Any new group will have only their own equipment and pocket-change as treasure, along with whatever was already in the room. (Plug for Dungeon Fantasy Adventures 1: it has a random pocket-change loot table in the back.) However, any new group that gets another batch of reinforcements will have appropriate treasure, to represent their successes.
Feel free to assign modifiers, especially to the second table's roll. If a section is particularly strong or well-known, it should get plusses, as everyone wants to join the winners. A weak section should get minuses. There might be situational modifiers as well - for example, the Cult of Our Aquatic Masters might get a hefty bonus after a local flood.
Consequences of Success
What happens when the PCs knock out a section? For 1d6 weeks, nothing. That area remains deserted. After that time is up, roll another d6. On a 6, a new faction takes up residence; make it roughly as strong as the surrounding factions. This can either be a completely new force, or defectors from the other factions making common cause and setting up their own power base. On any other roll, divide the empty area between the nearby factions. This will probably be a roughly equal division, but if one faction is significantly stronger than the others it might claim more. Move one or two groups from their current places in the section to the new area, but otherwise wait on restock rolls to add recruits.
The tables above aren't organized by foe difficulty, but instead by ease of recruitment based on the fuzzy factors of likelihood of joining the cause and the population of the realm around the dungeon. "Easy to find" doesn't mean "mook" and "uncommon" doesn't mean "worthy", though the categories probably roughly track one another. This reflects my bias that the behaviour of the world should track only loosely with the capability of the PCs. If you disagree, the wording is easy enough to switch, I think.

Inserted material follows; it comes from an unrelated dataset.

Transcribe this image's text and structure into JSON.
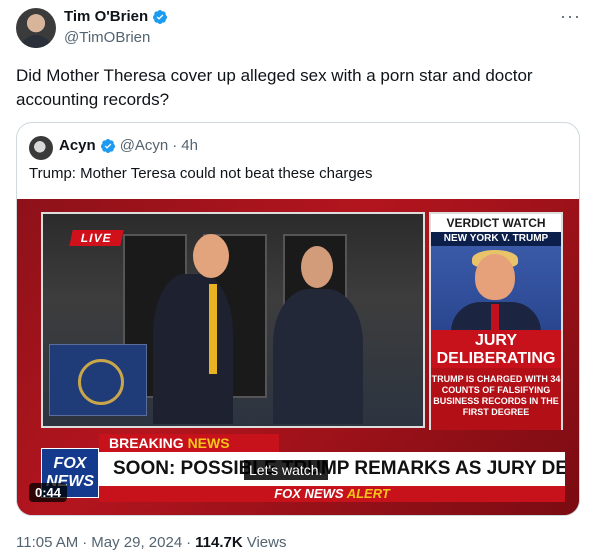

Where did these numbers come from? Nowhere. I thought them up out of the blue. If you're inclined, please playtest this and give me feedback, but use at your own risk. Still, I hope it's helpful, and I did at least familiarize myself with the probabilities involved beforehand.
Also, as an aside, does anyone know how to make tables in Blogger without editing the HTML? I'm fine with doing that, but it'd be nice if I needn't.